%%

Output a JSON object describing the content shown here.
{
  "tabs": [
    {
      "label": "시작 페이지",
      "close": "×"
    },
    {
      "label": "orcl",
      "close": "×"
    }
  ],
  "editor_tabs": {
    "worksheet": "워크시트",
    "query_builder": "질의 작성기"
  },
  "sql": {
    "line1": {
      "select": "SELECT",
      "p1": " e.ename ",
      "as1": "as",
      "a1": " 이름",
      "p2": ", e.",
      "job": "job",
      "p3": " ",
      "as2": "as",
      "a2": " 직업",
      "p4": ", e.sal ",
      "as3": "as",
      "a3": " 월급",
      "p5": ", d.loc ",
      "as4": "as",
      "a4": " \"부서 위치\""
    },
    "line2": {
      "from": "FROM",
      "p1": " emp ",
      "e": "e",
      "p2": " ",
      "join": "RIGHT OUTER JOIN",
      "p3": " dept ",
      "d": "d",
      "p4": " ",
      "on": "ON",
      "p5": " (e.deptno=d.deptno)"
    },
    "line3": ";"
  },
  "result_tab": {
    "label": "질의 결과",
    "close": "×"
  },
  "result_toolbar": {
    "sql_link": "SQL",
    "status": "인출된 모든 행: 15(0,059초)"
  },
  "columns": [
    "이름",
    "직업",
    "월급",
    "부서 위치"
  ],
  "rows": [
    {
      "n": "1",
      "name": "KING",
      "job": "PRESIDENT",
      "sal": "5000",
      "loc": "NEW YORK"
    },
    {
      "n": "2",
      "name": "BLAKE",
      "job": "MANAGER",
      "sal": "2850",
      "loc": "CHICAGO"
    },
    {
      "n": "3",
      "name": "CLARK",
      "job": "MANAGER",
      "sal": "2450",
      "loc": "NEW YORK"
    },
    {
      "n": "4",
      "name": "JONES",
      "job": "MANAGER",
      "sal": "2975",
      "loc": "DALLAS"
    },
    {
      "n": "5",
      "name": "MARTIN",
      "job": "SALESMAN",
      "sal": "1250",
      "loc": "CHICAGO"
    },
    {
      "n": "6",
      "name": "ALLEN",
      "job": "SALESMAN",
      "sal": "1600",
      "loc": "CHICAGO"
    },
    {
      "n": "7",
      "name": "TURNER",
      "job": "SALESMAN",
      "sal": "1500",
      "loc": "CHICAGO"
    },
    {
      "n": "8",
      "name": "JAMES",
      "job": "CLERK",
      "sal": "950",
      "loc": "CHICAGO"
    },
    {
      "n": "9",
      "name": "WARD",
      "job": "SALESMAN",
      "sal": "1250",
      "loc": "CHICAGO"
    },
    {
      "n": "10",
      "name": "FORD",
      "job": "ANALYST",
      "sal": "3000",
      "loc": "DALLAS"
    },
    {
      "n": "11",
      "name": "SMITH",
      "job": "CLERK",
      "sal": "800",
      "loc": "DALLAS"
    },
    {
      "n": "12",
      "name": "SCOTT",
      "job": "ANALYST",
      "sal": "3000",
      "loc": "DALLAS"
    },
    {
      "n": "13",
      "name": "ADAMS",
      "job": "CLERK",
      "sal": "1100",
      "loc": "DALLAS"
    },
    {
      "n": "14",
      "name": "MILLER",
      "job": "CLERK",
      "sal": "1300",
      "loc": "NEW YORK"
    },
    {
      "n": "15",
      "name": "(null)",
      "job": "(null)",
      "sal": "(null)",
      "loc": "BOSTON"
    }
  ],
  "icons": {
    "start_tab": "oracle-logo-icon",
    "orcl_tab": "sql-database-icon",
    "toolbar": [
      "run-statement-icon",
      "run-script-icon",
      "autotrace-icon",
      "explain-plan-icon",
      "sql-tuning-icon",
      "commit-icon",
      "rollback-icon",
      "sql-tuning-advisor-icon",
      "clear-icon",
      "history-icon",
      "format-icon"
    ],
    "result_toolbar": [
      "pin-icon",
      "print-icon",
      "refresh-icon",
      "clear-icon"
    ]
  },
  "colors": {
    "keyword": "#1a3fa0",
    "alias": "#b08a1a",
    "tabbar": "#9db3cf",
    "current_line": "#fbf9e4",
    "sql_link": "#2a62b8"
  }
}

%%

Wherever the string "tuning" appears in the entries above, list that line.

FINAL ANSWER –
      "sql-tuning-icon",
      "sql-tuning-advisor-icon",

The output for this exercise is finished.